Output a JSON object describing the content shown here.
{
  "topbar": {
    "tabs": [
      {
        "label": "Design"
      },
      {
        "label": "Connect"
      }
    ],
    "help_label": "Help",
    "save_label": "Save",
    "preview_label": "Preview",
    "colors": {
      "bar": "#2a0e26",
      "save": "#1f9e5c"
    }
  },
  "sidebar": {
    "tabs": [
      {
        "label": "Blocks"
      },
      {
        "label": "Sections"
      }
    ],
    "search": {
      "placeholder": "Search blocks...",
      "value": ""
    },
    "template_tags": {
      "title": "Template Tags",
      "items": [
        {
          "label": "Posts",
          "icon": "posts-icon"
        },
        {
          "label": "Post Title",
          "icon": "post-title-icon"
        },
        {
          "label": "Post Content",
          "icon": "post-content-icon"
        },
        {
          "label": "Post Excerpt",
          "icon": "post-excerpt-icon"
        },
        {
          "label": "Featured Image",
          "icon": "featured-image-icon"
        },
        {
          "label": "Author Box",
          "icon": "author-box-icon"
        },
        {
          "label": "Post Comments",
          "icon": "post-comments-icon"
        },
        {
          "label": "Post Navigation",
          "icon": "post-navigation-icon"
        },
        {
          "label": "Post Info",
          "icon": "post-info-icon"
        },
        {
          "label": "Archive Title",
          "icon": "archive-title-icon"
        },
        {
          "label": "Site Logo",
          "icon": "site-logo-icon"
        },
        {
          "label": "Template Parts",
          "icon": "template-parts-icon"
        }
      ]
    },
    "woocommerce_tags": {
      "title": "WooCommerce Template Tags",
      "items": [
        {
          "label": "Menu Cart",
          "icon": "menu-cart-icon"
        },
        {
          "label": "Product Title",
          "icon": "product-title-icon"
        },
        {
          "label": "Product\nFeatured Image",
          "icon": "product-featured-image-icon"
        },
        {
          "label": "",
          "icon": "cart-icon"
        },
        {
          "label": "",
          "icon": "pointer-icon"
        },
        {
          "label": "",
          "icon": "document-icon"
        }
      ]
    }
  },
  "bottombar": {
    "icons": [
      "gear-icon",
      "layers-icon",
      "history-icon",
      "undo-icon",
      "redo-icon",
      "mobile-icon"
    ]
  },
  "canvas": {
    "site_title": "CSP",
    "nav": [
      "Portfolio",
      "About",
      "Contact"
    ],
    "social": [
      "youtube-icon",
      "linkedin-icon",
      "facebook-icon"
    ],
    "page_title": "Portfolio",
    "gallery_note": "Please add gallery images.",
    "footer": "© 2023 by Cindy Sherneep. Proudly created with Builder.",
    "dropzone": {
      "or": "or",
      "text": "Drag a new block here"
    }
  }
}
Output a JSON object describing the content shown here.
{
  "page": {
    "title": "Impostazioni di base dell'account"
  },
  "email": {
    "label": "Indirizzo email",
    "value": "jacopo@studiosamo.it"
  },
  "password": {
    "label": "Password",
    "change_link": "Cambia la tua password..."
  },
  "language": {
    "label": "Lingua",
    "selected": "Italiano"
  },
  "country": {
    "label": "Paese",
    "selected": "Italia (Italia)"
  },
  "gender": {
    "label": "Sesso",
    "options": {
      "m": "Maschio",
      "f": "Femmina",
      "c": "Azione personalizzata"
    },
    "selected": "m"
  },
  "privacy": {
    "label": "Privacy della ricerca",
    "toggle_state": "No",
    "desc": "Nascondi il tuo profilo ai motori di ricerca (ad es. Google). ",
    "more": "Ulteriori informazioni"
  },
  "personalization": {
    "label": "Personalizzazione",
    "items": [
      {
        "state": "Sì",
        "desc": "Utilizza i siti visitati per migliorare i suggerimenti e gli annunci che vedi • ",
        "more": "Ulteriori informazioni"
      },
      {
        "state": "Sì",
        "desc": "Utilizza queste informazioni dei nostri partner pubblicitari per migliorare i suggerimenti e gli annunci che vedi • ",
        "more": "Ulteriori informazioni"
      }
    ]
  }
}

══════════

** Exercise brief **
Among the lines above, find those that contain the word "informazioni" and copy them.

** Exercise result **
    "more": "Ulteriori informazioni"
        "more": "Ulteriori informazioni"
        "desc": "Utilizza queste informazioni dei nostri partner pubblicitari per migliorare i suggerimenti e gli annunci che vedi • ",
        "more": "Ulteriori informazioni"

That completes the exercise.